Synopses & Reviews
The shark attacked while she was snorkeling, tearing through Micki Glenn's breast and shredding her right arm. Her husband, a surgeon, saved her life on the spot, but when she was safely home she couldn't just go on with her life. She had entered an even more profound survival journey: the aftermath.
The survival experience changes everything because it invalidates all your previous adaptations, and the old rules don't apply. In some cases survivors suffer more in the aftermath than they did during the actual crisis. In all cases, they have to work hard to reinvent themselves. Drawing on gripping cases across a wide range of life-threatening experiences, Laurence Gonzales fashions a compelling argument about fear, courage, and the adaptability of the human spirit. Micki Glenn was later moved to say: "I don't regret that this happened to me. [It] has been... probably the single most positive experience I've ever had."
"Gonzales (Deep Survival: Who Lives, Who Dies, and Why), a National Magazine Award-winning journalist, tackles a difficult narrative: the near-deadly encounter and the life that must be lived afterward. The people whose stories he presents have endured trials ranging from entrapment in the jaws of a ferocious crocodile to the threat from an abusive husband. Gonzales follows these traumas into their aftermath, where the mind continues, often torturously, to repeat the incident. Gonzales, trying in part to identify common factors of postsurvival success, finds that often it is one's ability to act (go back to school, learn to play golf, motorcycle cross-country), but it is also, he suggests, the brain's wiring that makes it easier for some than for others to adapt. As in Deep Survival, Gonzales intersperses journalistic case studies with information about the brain and its responses to trauma. Such juxtapositions at times seem contrived and at odds with the emotionally charged experiences the author aims to convey. In fact, what emerges from all of the stories is that surviving survival cannot be reduced to a science or even a narrative. But for this reason the book will likely be useful for those with resonating experiences: the cases provide multidisciplinary evidence that nobody struggles in isolation. Agent: Gail Hochman. (Sept.)" Publishers Weekly Copyright PWxyz, LLC. All rights reserved.

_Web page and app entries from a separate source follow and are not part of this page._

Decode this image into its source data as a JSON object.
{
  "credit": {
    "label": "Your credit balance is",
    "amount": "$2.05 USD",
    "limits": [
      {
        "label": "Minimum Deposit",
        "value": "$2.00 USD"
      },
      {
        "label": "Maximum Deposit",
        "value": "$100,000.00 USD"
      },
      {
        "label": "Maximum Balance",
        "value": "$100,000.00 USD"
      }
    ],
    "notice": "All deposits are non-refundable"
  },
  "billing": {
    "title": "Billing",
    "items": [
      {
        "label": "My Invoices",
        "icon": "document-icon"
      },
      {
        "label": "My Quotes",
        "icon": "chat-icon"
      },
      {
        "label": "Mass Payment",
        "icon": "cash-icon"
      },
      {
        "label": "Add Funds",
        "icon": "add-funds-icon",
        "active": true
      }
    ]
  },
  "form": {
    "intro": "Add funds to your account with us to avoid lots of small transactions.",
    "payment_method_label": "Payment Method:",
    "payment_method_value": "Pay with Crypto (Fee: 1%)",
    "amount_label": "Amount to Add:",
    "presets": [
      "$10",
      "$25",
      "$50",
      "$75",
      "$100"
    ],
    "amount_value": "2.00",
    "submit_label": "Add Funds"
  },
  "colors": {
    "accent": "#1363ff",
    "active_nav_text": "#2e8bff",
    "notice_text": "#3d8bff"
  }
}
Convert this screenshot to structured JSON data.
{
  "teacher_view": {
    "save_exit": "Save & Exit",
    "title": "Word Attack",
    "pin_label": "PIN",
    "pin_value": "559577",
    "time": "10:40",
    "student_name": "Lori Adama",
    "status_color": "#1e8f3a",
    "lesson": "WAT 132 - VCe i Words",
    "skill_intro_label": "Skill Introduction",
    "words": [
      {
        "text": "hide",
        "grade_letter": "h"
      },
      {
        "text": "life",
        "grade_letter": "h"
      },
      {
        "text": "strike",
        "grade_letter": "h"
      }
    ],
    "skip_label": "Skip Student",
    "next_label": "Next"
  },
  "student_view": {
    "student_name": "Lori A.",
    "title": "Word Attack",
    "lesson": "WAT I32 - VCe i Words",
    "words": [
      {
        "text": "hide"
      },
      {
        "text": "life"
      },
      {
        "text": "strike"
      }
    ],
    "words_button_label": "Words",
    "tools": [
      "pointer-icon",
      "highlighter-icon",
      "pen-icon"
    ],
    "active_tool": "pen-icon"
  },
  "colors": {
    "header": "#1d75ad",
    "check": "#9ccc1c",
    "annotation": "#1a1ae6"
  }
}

"Illness. Divorce. Job Loss. The Death of a loved one. You don't get this far in life without experiencing some adversity. But while you can't avoid painful events, you can learn to control your response to them. Here, [Gonzales] revals how recovery can be a transforming experience that not only moves us forward but also enriches our lives in ways we never could have imagined." More Magazine
You have survived the crisis — trauma, disease, accident, or war — now how do you get your life back?
About the Author
Laurence Gonzales is the author of the bestseller Deep Survival: Who Lives, Who Dies, and Why. He has won two National Magazine awards and the Distinguished Service Award from the Society of Professional Journalists. He lives in Evanston, Illinois.